Website and app data records:
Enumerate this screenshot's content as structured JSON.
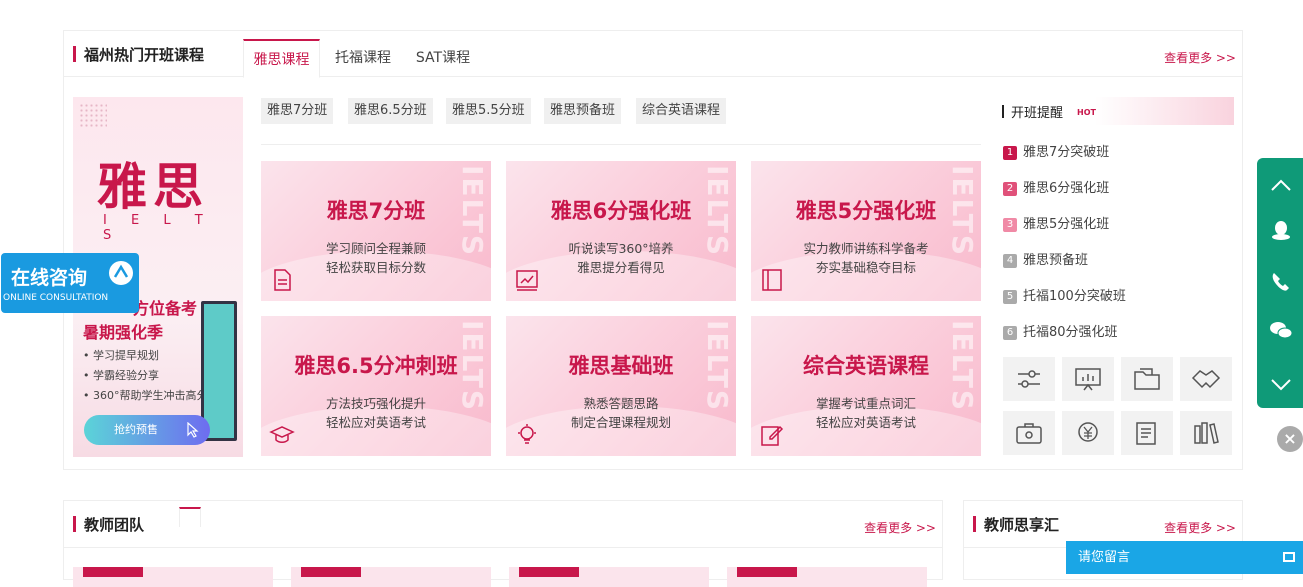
{
  "courses": {
    "title": "福州热门开班课程",
    "more": "查看更多 >>",
    "tabs": [
      {
        "label": "雅思课程"
      },
      {
        "label": "托福课程"
      },
      {
        "label": "SAT课程"
      }
    ],
    "subtags": [
      "雅思7分班",
      "雅思6.5分班",
      "雅思5.5分班",
      "雅思预备班",
      "综合英语课程"
    ],
    "promo": {
      "big": "雅思",
      "sub": "I E L T S",
      "line1": "方位备考",
      "line2": "暑期强化季",
      "bullets": [
        "• 学习提早规划",
        "• 学霸经验分享",
        "• 360°帮助学生冲击高分"
      ],
      "button": "抢约预售"
    },
    "cards": [
      {
        "title": "雅思7分班",
        "l1": "学习顾问全程兼顾",
        "l2": "轻松获取目标分数",
        "icon": "document-icon"
      },
      {
        "title": "雅思6分强化班",
        "l1": "听说读写360°培养",
        "l2": "雅思提分看得见",
        "icon": "chart-icon"
      },
      {
        "title": "雅思5分强化班",
        "l1": "实力教师讲练科学备考",
        "l2": "夯实基础稳夺目标",
        "icon": "book-icon"
      },
      {
        "title": "雅思6.5分冲刺班",
        "l1": "方法技巧强化提升",
        "l2": "轻松应对英语考试",
        "icon": "graduation-cap-icon"
      },
      {
        "title": "雅思基础班",
        "l1": "熟悉答题思路",
        "l2": "制定合理课程规划",
        "icon": "lightbulb-icon"
      },
      {
        "title": "综合英语课程",
        "l1": "掌握考试重点词汇",
        "l2": "轻松应对英语考试",
        "icon": "edit-icon"
      }
    ],
    "watermark": "IELTS",
    "reminder": {
      "title": "开班提醒",
      "hot": "HOT",
      "items": [
        {
          "num": "1",
          "label": "雅思7分突破班",
          "color": "#c8174b"
        },
        {
          "num": "2",
          "label": "雅思6分强化班",
          "color": "#e0517a"
        },
        {
          "num": "3",
          "label": "雅思5分强化班",
          "color": "#f08aa6"
        },
        {
          "num": "4",
          "label": "雅思预备班",
          "color": "#aaaaaa"
        },
        {
          "num": "5",
          "label": "托福100分突破班",
          "color": "#aaaaaa"
        },
        {
          "num": "6",
          "label": "托福80分强化班",
          "color": "#aaaaaa"
        }
      ]
    }
  },
  "consult": {
    "title": "在线咨询",
    "sub": "ONLINE CONSULTATION"
  },
  "teachers": {
    "title": "教师团队",
    "more": "查看更多 >>"
  },
  "share": {
    "title": "教师思享汇",
    "more": "查看更多 >>"
  },
  "message": {
    "label": "请您留言"
  },
  "colors": {
    "accent": "#c8174b",
    "side": "#0f9a78",
    "consult": "#1a9ae0"
  }
}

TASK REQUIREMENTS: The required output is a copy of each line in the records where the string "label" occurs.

YOUR RESPONSE:
        "label": "雅思课程"
        "label": "托福课程"
        "label": "SAT课程"
          "label": "雅思7分突破班",
          "label": "雅思6分强化班",
          "label": "雅思5分强化班",
          "label": "雅思预备班",
          "label": "托福100分突破班",
          "label": "托福80分强化班",
    "label": "请您留言"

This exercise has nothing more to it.